purpose was the protection of the descendants of a dynasty of ancient Frankish kings - the Merovingians - that
history believed to have died out 1300 years ago. According to the Dossiers secrets, the heirs of the Merovingians
survive to this day and the Priory of Sion have the means to prove it. And, the Priory claims, the Merovingians are
the rightful rulers of France.
Although deposited in the Bibliothèque Nationale in the early to mid 1960s, little attention was paid to the
material in the Dossiers secrets relating to the Priory of Sion. It was not until a flurry of interest on the part
of the French media in the early 1970s that the Priory received any real publicity in France, and speculation began
to grow about the nature of the society - and the extent of its influence.
In February 1973, the southern regional newspaper Midi-Libre, in a
story about Rennes-le-Château, referred to the Priory of Sion in connection with the survival of the
Merovingian line - and named the eminent statesman Alain Poher as the Merovingian claimant to the French
throne. Poher was twice provisional President of France and President of the French Senate. He was also
prominent in the affairs of the European Economic Community.
Also in 1973 Swiss journalist Mathieu Paoli published a book on his investigations into the Priory of Sion, Les
dessous d'une ambition politique (The Underside of a Political Ambition).
More references to the Priory of Sion, its objectives - and in particular to the man who began to emerge as its
public face, Pierre Plantard - appeared in French esoteric journals as the decade progressed.
Another important – and if anything even more enigmatic - figure in the unfolding story was Philippe, Marquis de
Chérisey. Belgian-born de Chérisey met Plantard at University in 1939, and in the 1960s wrote a number of books and
articles developing themes in the Dossiers secrets (which many researchers believe him to have had a large hand in
writing). De Chérisey died in July 1985.
The frequent references to the mystery of Rennes-le-Château brought Plantard to the attention of Baigent, Leigh
and Lincoln, who first interviewed him in 1979. He began to give them information that was to shape The Holy Blood
and the Holy Grail.

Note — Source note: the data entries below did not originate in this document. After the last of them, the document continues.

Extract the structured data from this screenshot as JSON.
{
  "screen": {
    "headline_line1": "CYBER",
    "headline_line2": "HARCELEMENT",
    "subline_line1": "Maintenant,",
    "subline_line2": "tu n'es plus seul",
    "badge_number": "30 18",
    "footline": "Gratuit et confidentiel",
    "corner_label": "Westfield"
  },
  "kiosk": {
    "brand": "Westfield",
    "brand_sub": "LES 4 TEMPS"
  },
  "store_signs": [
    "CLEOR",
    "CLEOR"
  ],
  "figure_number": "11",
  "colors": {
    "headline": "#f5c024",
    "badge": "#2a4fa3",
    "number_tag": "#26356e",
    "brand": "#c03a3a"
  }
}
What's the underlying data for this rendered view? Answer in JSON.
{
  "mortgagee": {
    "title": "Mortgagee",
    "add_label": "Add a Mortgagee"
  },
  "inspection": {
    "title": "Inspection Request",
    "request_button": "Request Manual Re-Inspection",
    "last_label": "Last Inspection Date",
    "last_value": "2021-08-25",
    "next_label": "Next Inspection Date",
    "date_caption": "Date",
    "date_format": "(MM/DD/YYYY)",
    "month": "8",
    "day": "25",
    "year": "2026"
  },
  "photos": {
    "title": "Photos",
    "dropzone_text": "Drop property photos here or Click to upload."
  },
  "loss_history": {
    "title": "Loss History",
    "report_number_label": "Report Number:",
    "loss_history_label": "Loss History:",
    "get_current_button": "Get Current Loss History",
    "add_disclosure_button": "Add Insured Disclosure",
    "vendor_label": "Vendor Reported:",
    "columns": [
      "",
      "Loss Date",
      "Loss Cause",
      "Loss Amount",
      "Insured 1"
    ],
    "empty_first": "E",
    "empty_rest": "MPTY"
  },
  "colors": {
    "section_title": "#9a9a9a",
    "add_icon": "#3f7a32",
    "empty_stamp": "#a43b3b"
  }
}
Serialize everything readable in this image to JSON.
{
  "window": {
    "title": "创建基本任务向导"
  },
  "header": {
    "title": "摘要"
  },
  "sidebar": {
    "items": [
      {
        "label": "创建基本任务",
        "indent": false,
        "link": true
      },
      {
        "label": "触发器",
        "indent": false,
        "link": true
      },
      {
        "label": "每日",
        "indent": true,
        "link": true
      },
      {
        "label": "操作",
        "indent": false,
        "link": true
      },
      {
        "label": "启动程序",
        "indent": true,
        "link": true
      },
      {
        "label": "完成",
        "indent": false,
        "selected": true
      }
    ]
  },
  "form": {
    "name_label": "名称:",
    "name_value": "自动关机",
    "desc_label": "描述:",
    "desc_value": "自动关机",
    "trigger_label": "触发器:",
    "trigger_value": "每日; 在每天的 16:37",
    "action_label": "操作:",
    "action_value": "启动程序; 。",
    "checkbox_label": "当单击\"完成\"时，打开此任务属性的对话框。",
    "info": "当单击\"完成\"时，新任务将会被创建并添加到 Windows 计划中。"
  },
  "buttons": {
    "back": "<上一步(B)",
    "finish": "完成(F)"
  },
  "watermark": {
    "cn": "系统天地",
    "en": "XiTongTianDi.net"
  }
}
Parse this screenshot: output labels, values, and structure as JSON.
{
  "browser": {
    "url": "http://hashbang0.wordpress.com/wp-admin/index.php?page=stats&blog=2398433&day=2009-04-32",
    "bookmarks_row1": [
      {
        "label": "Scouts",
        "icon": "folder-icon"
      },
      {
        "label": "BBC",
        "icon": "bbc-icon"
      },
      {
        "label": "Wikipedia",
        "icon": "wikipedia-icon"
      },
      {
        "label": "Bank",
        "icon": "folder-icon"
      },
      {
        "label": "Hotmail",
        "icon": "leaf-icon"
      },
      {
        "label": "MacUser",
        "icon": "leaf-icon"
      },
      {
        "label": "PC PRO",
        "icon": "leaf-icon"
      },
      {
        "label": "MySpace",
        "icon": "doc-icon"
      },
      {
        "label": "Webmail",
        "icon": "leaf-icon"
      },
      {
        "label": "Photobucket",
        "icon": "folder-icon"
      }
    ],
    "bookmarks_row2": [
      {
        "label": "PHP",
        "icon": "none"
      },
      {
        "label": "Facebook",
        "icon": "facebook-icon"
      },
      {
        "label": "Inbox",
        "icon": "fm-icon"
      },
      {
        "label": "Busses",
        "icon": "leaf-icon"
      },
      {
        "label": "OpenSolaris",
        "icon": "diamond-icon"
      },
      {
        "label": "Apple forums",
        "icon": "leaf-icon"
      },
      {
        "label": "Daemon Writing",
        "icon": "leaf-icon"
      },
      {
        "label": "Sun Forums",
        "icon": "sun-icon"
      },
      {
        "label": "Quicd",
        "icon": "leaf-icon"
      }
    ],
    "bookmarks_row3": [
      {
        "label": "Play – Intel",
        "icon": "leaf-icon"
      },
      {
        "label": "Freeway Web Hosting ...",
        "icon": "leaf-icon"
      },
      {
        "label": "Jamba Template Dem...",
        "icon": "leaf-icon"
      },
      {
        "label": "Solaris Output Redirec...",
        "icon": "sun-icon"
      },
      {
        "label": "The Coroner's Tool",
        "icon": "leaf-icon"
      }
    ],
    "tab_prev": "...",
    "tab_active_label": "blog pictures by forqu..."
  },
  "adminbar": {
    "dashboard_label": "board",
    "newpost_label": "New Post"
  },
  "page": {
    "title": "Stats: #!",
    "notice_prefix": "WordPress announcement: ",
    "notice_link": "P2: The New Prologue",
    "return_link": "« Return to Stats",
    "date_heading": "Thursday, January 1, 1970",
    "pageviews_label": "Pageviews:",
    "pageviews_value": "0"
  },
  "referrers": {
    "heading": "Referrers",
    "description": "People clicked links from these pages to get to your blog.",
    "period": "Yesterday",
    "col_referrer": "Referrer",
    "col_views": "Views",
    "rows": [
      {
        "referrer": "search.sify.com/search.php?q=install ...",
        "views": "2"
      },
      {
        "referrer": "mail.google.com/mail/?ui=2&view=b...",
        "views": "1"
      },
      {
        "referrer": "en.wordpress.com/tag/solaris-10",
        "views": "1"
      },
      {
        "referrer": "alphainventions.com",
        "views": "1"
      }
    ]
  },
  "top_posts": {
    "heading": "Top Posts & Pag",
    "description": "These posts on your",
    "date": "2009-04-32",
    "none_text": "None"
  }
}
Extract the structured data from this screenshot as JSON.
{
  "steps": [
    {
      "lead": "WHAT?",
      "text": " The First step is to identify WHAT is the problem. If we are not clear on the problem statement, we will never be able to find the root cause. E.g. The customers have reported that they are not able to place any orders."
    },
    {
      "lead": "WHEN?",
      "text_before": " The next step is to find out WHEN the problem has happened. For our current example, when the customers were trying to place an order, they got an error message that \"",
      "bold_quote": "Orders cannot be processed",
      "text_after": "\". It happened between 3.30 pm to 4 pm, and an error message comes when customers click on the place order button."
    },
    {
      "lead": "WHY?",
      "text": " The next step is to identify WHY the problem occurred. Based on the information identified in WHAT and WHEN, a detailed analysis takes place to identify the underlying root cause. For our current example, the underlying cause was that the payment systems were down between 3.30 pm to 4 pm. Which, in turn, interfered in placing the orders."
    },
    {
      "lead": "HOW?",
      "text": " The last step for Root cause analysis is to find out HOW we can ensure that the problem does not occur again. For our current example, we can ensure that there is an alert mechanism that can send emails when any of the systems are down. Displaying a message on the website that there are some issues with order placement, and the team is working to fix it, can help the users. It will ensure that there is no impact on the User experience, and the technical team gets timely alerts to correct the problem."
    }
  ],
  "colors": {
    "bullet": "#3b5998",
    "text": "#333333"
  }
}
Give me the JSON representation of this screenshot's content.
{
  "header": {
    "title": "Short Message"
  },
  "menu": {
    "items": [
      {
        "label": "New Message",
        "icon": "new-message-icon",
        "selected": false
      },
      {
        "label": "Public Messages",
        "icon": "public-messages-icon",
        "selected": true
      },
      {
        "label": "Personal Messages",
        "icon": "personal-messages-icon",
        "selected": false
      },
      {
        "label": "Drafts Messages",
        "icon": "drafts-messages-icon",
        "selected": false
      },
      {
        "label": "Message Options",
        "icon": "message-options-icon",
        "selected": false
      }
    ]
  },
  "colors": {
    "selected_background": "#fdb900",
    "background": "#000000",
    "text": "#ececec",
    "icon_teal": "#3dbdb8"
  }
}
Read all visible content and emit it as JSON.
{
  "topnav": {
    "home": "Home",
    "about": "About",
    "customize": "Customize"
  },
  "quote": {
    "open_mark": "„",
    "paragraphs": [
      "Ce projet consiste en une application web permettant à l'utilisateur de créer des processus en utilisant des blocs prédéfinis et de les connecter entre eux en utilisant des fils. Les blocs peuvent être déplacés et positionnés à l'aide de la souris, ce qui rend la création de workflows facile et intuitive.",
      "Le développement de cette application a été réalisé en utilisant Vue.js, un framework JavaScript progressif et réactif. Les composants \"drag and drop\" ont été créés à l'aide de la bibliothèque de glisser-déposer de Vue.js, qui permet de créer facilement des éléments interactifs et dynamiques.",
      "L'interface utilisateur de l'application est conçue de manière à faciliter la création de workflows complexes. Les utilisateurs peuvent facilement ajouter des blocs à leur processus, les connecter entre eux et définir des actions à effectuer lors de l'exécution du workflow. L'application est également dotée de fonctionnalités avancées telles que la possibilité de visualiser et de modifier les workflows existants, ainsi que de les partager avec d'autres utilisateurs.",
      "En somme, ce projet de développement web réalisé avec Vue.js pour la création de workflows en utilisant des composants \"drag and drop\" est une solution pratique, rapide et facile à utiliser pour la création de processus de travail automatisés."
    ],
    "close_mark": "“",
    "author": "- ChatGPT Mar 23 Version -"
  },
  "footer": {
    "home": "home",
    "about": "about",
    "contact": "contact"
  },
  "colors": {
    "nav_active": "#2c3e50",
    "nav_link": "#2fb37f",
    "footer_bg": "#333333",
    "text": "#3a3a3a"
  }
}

By that time Plantard had adopted the name Pierre Plantard de Saint-Clair, linking himself with the important St
Clair/Sinclair family, most famously associated with Rosslyn Chapel near Edinburgh.
In 22 January 1981 a small article was printed in several French regional
and local newspapers announcing that Pierre Plantard de Saint-Clair had been elected Grand Master of the
Priory of Sion at a Convent held in the town of Blois five days earlier (17 January).
A matter of weeks after the UK publication of The Holy Blood and the Holy Grail, a glossy new magazine-style
book on the Rennes-le-Château mystery went on sale in France. Entitled Rennes-le-Château: capitale secrète de
l'histoire de France (Rennes-le-Château: Secret Capital of the History of France), it was written by Jean-Pierre Deloux
and Jacques Brétigny, and was addition to the Priory-inspired material that had begun with the Dossiers
secrets. Plantard was openly acknowledged as the major source of information, and the two authors were known
associates of his.
Deloux and Brétigny's book brought the Priory of Sion's claims - the survival of the Merovingians, its
connection with the Templars, and so on - to the mainstream French public for the first time.